Apprenticeships offer opportunities to learn while working and earning money.
For young people apprenticeships are an opportunity to enter the world of work and start a career. For existing staff already in the workplace apprenticeships offer upskilling and reskilling as well as progression and new job roles.
It would be good to see apprenticeships also as an opportunity to make workplaces truly diverse.
Lack of data hampers having a proper picture but there are some indications on what apprenticeship diversity and lack of it looks like. For instance, almost half of apprentices are women, but they don’t take up half of apprenticeships in the better paid, male-dominated industries.
Or take a look at Black and minority ethnic (BME) representation. According to DfE 12.5 per cent of 2018-2019 starts were BME apprentices which was slightly up from the previous academic year. However, 2017-2018 data shows that BME apprentice achievement rate was 9 per cent. This suggests that there’s a need for better support for BME apprentices in the workplace.
Roughly 11 per cent of apprentices have a learning disability and/or difficulty. Apprenticeships could be an opportunity to introduce more disabled people into employment but a TUC report recently found that the employment gap between disabled and non-disabled people is still around 30 per cent.
And let’s talk about lesbian, gay, bisexual and trans (LGBT+) apprentices too. Here we have no data at all, but we hear stories on how important it is especially for new entrants to be able to choose an employment where an LGBT+ apprentice can be out at work.
So, we do want more apprenticeship diversity. But how will it happen?
It happens when employers take a closer look at their recruitment practices and how apprentices are supported to ensure a safe and respectful workplace for all.
Unions definitely have a role to play too. There are a whole host of actions to tackle starting with:
- making sure apprenticeship diversity is in the bargaining agenda
- helping develop and review relevant workplace policies
- training reps to mentor apprentices
- ensuring all reps work together to identify on their patch how they can make apprenticeships more diverse
Unionlearn has produced a set of guides to help reps and negotiators to think what steps they need to take. The guides explore apprenticeships with a view on disability, race and women in under-represented industries:
- Accessible apprenticeships
- Supporting Black and minority ethnic apprentices
- Tackling apprenticeship gender inequality

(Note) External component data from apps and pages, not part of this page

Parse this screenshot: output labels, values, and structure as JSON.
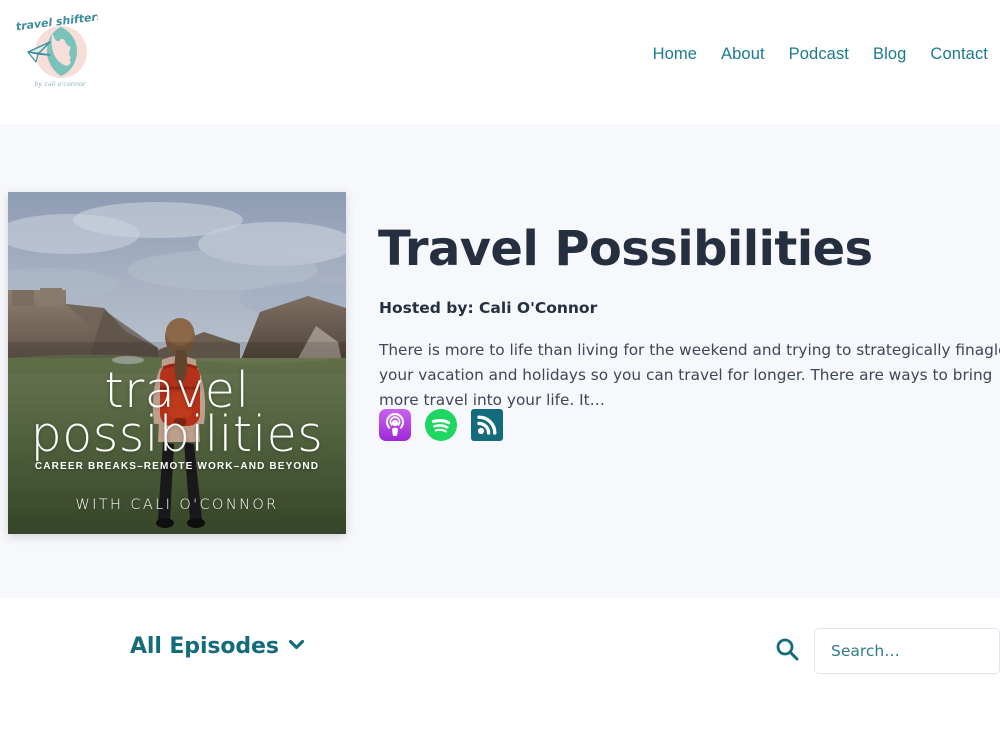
{
  "brand": {
    "logo_line1": "travel shifters",
    "logo_line2": "by cali o'connor",
    "teal": "#1a7b8c",
    "blush": "#f6dcd6",
    "globe_green": "#7cc4bd"
  },
  "nav": {
    "items": [
      {
        "label": "Home"
      },
      {
        "label": "About"
      },
      {
        "label": "Podcast"
      },
      {
        "label": "Blog"
      },
      {
        "label": "Contact"
      }
    ]
  },
  "hero": {
    "background": "#f7f8fb",
    "title": "Travel Possibilities",
    "hosted_by": "Hosted by: Cali O'Connor",
    "description": "There is more to life than living for the weekend and trying to strategically finagle your vacation and holidays so you can travel for longer. There are ways to bring more travel into your life. It…",
    "cover_art": {
      "alt": "Woman with red backpack facing ancient stone ruins across a green field",
      "overlay_line_1": "travel",
      "overlay_line_2": "possibilities",
      "overlay_tagline": "CAREER BREAKS–REMOTE WORK–AND BEYOND",
      "overlay_credit": "WITH CALI O'CONNOR"
    },
    "listen_links": [
      {
        "name": "apple-podcasts-icon",
        "label": "Apple Podcasts",
        "color": "#B150E2"
      },
      {
        "name": "spotify-icon",
        "label": "Spotify",
        "color": "#1ED760"
      },
      {
        "name": "rss-icon",
        "label": "RSS Feed",
        "color": "#136b7c"
      }
    ]
  },
  "episodes": {
    "filter_label": "All Episodes",
    "filter_icon": "chevron-down-icon",
    "search_icon": "search-icon",
    "search_placeholder": "Search…",
    "search_value": ""
  }
}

Watch out for the latest addition to the series, LGBT+ inclusive apprenticeships. It will launch in February and help explore what actions you can take to improve inclusivity and diversity in your workplace this year.